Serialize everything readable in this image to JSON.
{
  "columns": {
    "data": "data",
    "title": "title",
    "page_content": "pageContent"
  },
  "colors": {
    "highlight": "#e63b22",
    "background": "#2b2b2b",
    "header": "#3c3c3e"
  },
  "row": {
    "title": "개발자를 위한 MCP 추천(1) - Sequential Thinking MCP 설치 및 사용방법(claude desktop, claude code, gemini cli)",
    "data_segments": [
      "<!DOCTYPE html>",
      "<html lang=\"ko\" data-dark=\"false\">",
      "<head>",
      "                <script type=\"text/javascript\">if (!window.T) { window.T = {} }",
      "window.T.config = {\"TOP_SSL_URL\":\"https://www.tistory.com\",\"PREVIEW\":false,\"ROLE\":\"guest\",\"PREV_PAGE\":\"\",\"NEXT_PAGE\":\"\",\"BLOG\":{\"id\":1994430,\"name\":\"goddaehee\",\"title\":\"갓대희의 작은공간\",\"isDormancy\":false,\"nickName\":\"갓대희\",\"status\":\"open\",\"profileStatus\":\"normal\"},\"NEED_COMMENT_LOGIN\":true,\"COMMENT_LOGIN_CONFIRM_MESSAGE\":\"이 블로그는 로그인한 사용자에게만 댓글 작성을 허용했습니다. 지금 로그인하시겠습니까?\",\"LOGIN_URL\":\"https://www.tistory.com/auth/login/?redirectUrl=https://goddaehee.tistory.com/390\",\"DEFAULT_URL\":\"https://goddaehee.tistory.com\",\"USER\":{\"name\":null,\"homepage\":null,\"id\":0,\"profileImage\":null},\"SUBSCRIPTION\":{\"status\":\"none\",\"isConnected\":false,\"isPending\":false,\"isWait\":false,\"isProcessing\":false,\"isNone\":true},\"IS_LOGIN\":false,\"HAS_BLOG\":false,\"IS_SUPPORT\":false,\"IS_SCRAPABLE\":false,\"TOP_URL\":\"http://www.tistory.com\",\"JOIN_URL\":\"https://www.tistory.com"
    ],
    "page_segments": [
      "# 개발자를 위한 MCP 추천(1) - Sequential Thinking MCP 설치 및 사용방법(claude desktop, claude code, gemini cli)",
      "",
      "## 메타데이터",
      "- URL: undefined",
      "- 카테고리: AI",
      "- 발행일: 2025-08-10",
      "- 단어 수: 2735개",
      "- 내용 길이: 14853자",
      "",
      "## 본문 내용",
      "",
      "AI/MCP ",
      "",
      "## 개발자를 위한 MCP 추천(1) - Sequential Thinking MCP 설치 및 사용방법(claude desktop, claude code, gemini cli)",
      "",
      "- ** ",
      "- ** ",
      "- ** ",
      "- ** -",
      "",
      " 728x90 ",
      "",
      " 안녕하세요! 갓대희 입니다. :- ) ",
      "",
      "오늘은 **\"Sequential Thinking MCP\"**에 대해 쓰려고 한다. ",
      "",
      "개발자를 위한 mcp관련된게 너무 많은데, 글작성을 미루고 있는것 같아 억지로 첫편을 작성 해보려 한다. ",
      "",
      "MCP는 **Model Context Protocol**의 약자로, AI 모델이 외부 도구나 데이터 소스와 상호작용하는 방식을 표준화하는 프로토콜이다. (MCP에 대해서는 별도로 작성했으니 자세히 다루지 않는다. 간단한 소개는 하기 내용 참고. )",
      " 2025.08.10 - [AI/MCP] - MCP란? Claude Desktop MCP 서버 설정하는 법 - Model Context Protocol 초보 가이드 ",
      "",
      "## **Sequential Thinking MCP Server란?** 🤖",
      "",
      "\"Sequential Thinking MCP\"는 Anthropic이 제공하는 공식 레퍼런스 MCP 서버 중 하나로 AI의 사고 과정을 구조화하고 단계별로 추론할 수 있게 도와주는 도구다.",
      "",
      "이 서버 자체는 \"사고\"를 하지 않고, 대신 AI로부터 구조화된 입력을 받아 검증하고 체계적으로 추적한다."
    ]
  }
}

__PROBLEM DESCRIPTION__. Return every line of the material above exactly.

__PROBLEM SOLUTION__.
Serialize everything readable in this image to JSON.
{
  "columns": {
    "data": "data",
    "title": "title",
    "page_content": "pageContent"
  },
  "colors": {
    "highlight": "#e63b22",
    "background": "#2b2b2b",
    "header": "#3c3c3e"
  },
  "row": {
    "title": "개발자를 위한 MCP 추천(1) - Sequential Thinking MCP 설치 및 사용방법(claude desktop, claude code, gemini cli)",
    "data_segments": [
      "<!DOCTYPE html>",
      "<html lang=\"ko\" data-dark=\"false\">",
      "<head>",
      "                <script type=\"text/javascript\">if (!window.T) { window.T = {} }",
      "window.T.config = {\"TOP_SSL_URL\":\"https://www.tistory.com\",\"PREVIEW\":false,\"ROLE\":\"guest\",\"PREV_PAGE\":\"\",\"NEXT_PAGE\":\"\",\"BLOG\":{\"id\":1994430,\"name\":\"goddaehee\",\"title\":\"갓대희의 작은공간\",\"isDormancy\":false,\"nickName\":\"갓대희\",\"status\":\"open\",\"profileStatus\":\"normal\"},\"NEED_COMMENT_LOGIN\":true,\"COMMENT_LOGIN_CONFIRM_MESSAGE\":\"이 블로그는 로그인한 사용자에게만 댓글 작성을 허용했습니다. 지금 로그인하시겠습니까?\",\"LOGIN_URL\":\"https://www.tistory.com/auth/login/?redirectUrl=https://goddaehee.tistory.com/390\",\"DEFAULT_URL\":\"https://goddaehee.tistory.com\",\"USER\":{\"name\":null,\"homepage\":null,\"id\":0,\"profileImage\":null},\"SUBSCRIPTION\":{\"status\":\"none\",\"isConnected\":false,\"isPending\":false,\"isWait\":false,\"isProcessing\":false,\"isNone\":true},\"IS_LOGIN\":false,\"HAS_BLOG\":false,\"IS_SUPPORT\":false,\"IS_SCRAPABLE\":false,\"TOP_URL\":\"http://www.tistory.com\",\"JOIN_URL\":\"https://www.tistory.com"
    ],
    "page_segments": [
      "# 개발자를 위한 MCP 추천(1) - Sequential Thinking MCP 설치 및 사용방법(claude desktop, claude code, gemini cli)",
      "",
      "## 메타데이터",
      "- URL: undefined",
      "- 카테고리: AI",
      "- 발행일: 2025-08-10",
      "- 단어 수: 2735개",
      "- 내용 길이: 14853자",
      "",
      "## 본문 내용",
      "",
      "AI/MCP ",
      "",
      "## 개발자를 위한 MCP 추천(1) - Sequential Thinking MCP 설치 및 사용방법(claude desktop, claude code, gemini cli)",
      "",
      "- ** ",
      "- ** ",
      "- ** ",
      "- ** -",
      "",
      " 728x90 ",
      "",
      " 안녕하세요! 갓대희 입니다. :- ) ",
      "",
      "오늘은 **\"Sequential Thinking MCP\"**에 대해 쓰려고 한다. ",
      "",
      "개발자를 위한 mcp관련된게 너무 많은데, 글작성을 미루고 있는것 같아 억지로 첫편을 작성 해보려 한다. ",
      "",
      "MCP는 **Model Context Protocol**의 약자로, AI 모델이 외부 도구나 데이터 소스와 상호작용하는 방식을 표준화하는 프로토콜이다. (MCP에 대해서는 별도로 작성했으니 자세히 다루지 않는다. 간단한 소개는 하기 내용 참고. )",
      " 2025.08.10 - [AI/MCP] - MCP란? Claude Desktop MCP 서버 설정하는 법 - Model Context Protocol 초보 가이드 ",
      "",
      "## **Sequential Thinking MCP Server란?** 🤖",
      "",
      "\"Sequential Thinking MCP\"는 Anthropic이 제공하는 공식 레퍼런스 MCP 서버 중 하나로 AI의 사고 과정을 구조화하고 단계별로 추론할 수 있게 도와주는 도구다.",
      "",
      "이 서버 자체는 \"사고\"를 하지 않고, 대신 AI로부터 구조화된 입력을 받아 검증하고 체계적으로 추적한다."
    ]
  }
}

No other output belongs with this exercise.